This next-generation of analytic software is called Information Optimization, and it is greatly expanding the traditional business analytics landscape. It links these diverse data types with traditional decision-making tools like spreadsheets and business intelligence (BI) systems to offer a richer decision making capability than previously possible.
Information Optimization systems start by ingesting semi-structured and unstructured content, from varied sources throughout an organization, and mapping these sources to models so that they can be combined, restructured and analyzed.
This capability has proven invaluable to organizations like Audi Japan who was struggling with how to integrate several SAP systems with other information contained in reports and spreadsheets in their finance organization. Using the technology Audi was able to extract information from the structured sources contained in their databases and blend it with information harvested from reports they were receiving from the various SAP systems throughout their organization.
This new capability enabled them to get for first time a complete view of the financial health of the business without a tremendous amount of error prone manual intervention. It has allowed them to more effectively manage the business and react more quickly to changes in the markets. Through the use of information optimization and visualization technologies Audi estimates that they have reduced end of cycle reporting by almost 70% and reallocated valuable manpower to more important tasks within the financial operations.
While it sounds simple, the technology actually requires significant intelligence of the structural components of the content types to be ingested and the ability to break these down into “atomic level” items that can be combined and mapped together in different ways.

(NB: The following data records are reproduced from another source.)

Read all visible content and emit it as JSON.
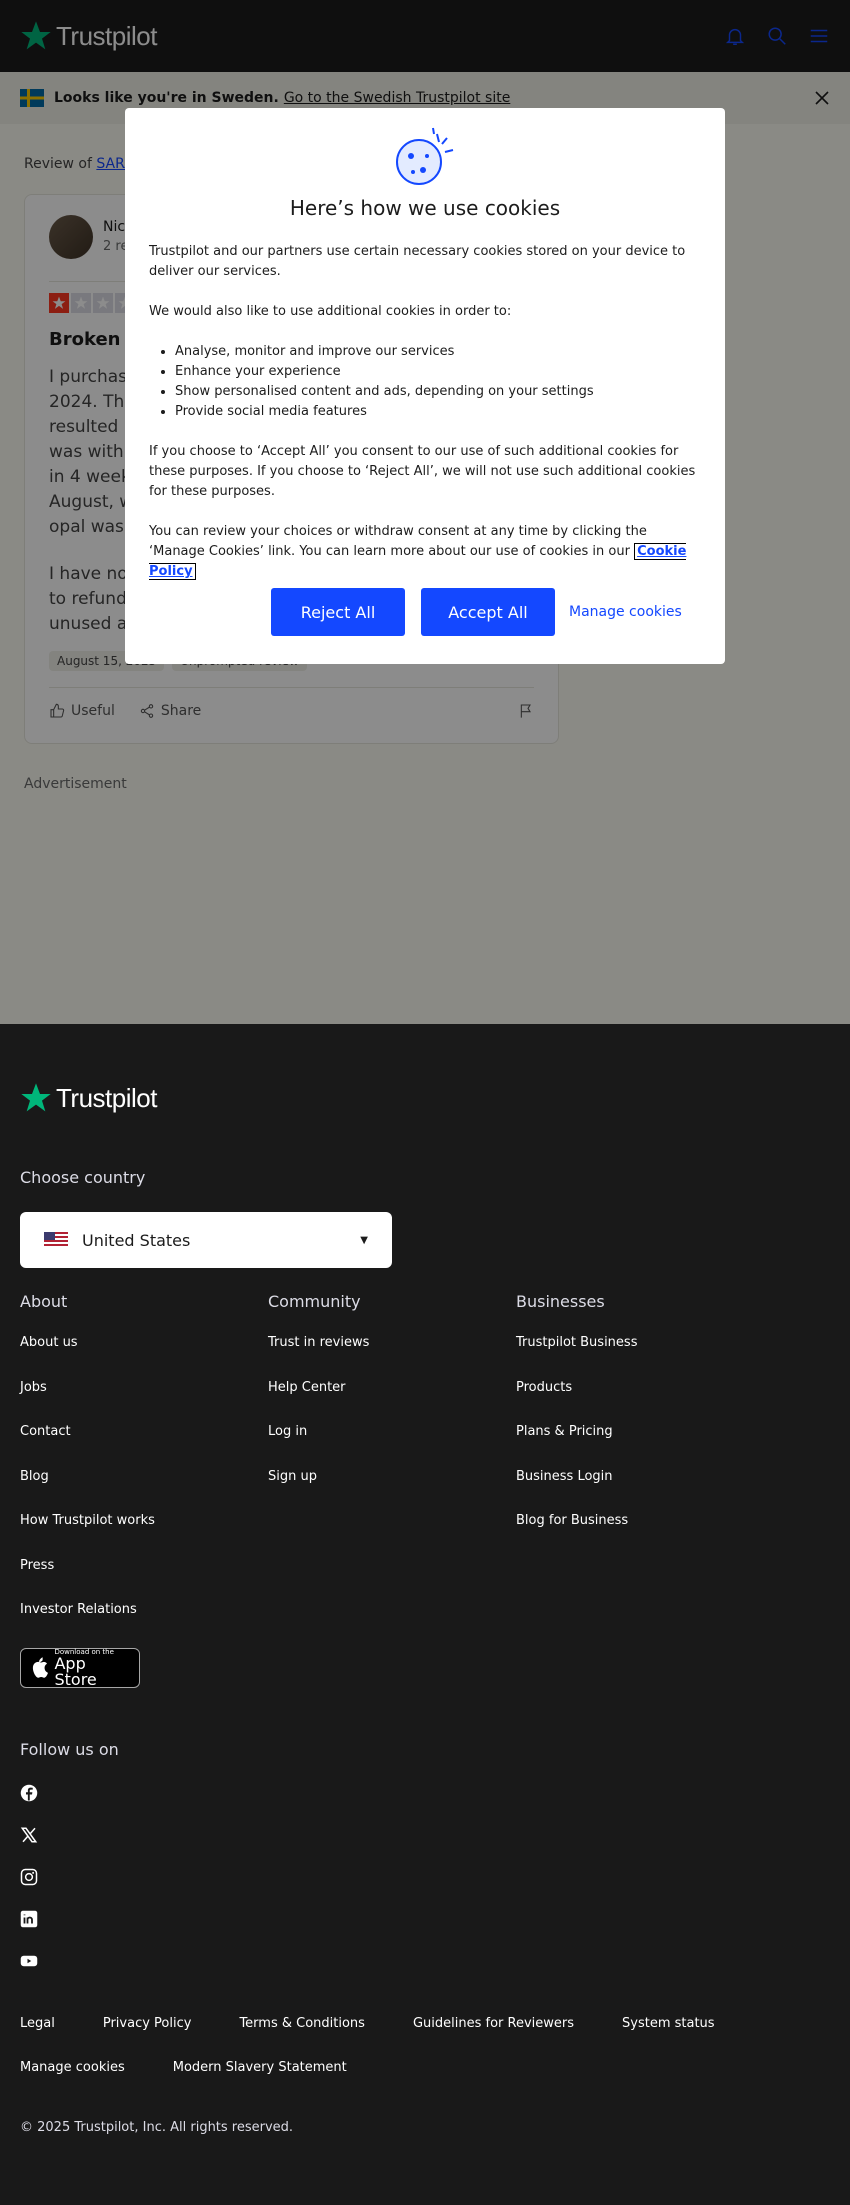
{
  "header": {
    "logo_text": "Trustpilot"
  },
  "banner": {
    "bold_text": "Looks like you're in Sweden.",
    "link_text": "Go to the Swedish Trustpilot site"
  },
  "breadcrumb": {
    "prefix": "Review of",
    "company": "SARA"
  },
  "review": {
    "name": "Nic",
    "count": "2 re",
    "rating": 1,
    "title": "Broken rin",
    "paragraphs": [
      "I purchase\n2024. The\nresulted in\nwas within\nin 4 weeks\nAugust, wh\nopal was lo",
      "I have no c\nto refund a\nunused an"
    ],
    "date": "August 15, 2025",
    "tag": "Unprompted review",
    "useful_label": "Useful",
    "share_label": "Share"
  },
  "advertisement": "Advertisement",
  "cookie_modal": {
    "title": "Here’s how we use cookies",
    "p1": "Trustpilot and our partners use certain necessary cookies stored on your device to deliver our services.",
    "p2": "We would also like to use additional cookies in order to:",
    "list": [
      "Analyse, monitor and improve our services",
      "Enhance your experience",
      "Show personalised content and ads, depending on your settings",
      "Provide social media features"
    ],
    "p3": "If you choose to ‘Accept All’ you consent to our use of such additional cookies for these purposes. If you choose to ‘Reject All’, we will not use such additional cookies for these purposes.",
    "p4": "You can review your choices or withdraw consent at any time by clicking the ‘Manage Cookies’ link. You can learn more about our use of cookies in our",
    "policy_link": "Cookie Policy",
    "reject": "Reject All",
    "accept": "Accept All",
    "manage": "Manage cookies"
  },
  "footer": {
    "logo_text": "Trustpilot",
    "choose_country": "Choose country",
    "country": "United States",
    "about": {
      "heading": "About",
      "links": [
        "About us",
        "Jobs",
        "Contact",
        "Blog",
        "How Trustpilot works",
        "Press",
        "Investor Relations"
      ]
    },
    "community": {
      "heading": "Community",
      "links": [
        "Trust in reviews",
        "Help Center",
        "Log in",
        "Sign up"
      ]
    },
    "businesses": {
      "heading": "Businesses",
      "links": [
        "Trustpilot Business",
        "Products",
        "Plans & Pricing",
        "Business Login",
        "Blog for Business"
      ]
    },
    "appstore_small": "Download on the",
    "appstore_big": "App Store",
    "follow": "Follow us on",
    "legal": [
      "Legal",
      "Privacy Policy",
      "Terms & Conditions",
      "Guidelines for Reviewers",
      "System status"
    ],
    "legal2": [
      "Manage cookies",
      "Modern Slavery Statement"
    ],
    "copyright": "© 2025 Trustpilot, Inc. All rights reserved."
  },
  "colors": {
    "brand_green": "#00b67a",
    "accent_blue": "#1448ff",
    "star_red": "#ff3722"
  }
}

The process is made more complex by making it easier for the user. Information Optimization systems are seldom stand alone, but rather work in tandem with ECM systems (to access and utilize information housed there) and visual BI systems (to allow unstructured, semi-structured and structured sources to be linked together for enhanced analytics).
The final requirements of Information Optimizations are their ability to work in high-volume, high-velocity environments, and deliver the analytics in rich visual discovery models.
Information Optimization tools typically employ a three-stage model: Transform - Distribute - Optimize
In the Transform stage, data stored in structured sources like relational databases are combined with unstructured and semi-structured data sources to feed a complete view of the business. In addition to internal information sources mentioned above, a lot of information can come from outside the organization in sources like invoices, purchase orders, partners’ reports and PDFs.
Accomplishing this requires a visual mapping capability that allows users to identify the characteristics of how to extract the information needed from the source they are working with and transform it into an analytical data set. Of course, transforming these less-than-structured sources of information requires some kind an intelligence “under the hood” that can determine the most effective methods for identifying and extracting this information. These extraction models can be highly elaborate incorporating multiple passes at a source, blending multiple sources, and incorporating in logical and mathematical operations to derive new data from infested content.
Once the structured, semi-structured and unstructured information sources are modeled, these processes need to be repeatable and dynamic so that information can be shared across the organization faster and more efficiently. In the Distribute stage, businesses move the information into high-performance production environments that allow users to process large amounts of data, as well as schedule and automate these processes.
As organizations move into this phase of the process a high performance server environment becomes critical. The server should allow organizations to deliver any data to their users for the models to be stored along with their sources. This means that this information be easily shared across an entire organization through web browsers.